▶ **Activity**
Which lines of the material contain the word "icon"? Show each one.
• • • • • • •
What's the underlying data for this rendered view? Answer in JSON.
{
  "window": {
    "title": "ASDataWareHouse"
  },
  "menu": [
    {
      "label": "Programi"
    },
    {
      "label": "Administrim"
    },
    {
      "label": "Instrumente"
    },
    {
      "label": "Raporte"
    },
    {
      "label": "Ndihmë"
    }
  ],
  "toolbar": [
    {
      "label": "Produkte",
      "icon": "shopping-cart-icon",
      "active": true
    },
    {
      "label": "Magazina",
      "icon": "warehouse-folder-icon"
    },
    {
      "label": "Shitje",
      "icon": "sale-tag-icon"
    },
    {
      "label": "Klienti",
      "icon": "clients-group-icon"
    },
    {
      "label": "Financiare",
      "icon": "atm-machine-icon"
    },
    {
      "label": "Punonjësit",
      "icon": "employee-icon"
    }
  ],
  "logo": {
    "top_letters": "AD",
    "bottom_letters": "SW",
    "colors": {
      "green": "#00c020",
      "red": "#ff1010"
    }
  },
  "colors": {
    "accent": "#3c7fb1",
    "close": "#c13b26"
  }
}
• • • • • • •
▶ **Response below**
      "icon": "shopping-cart-icon",
      "icon": "warehouse-folder-icon"
      "icon": "sale-tag-icon"
      "icon": "clients-group-icon"
      "icon": "atm-machine-icon"
      "icon": "employee-icon"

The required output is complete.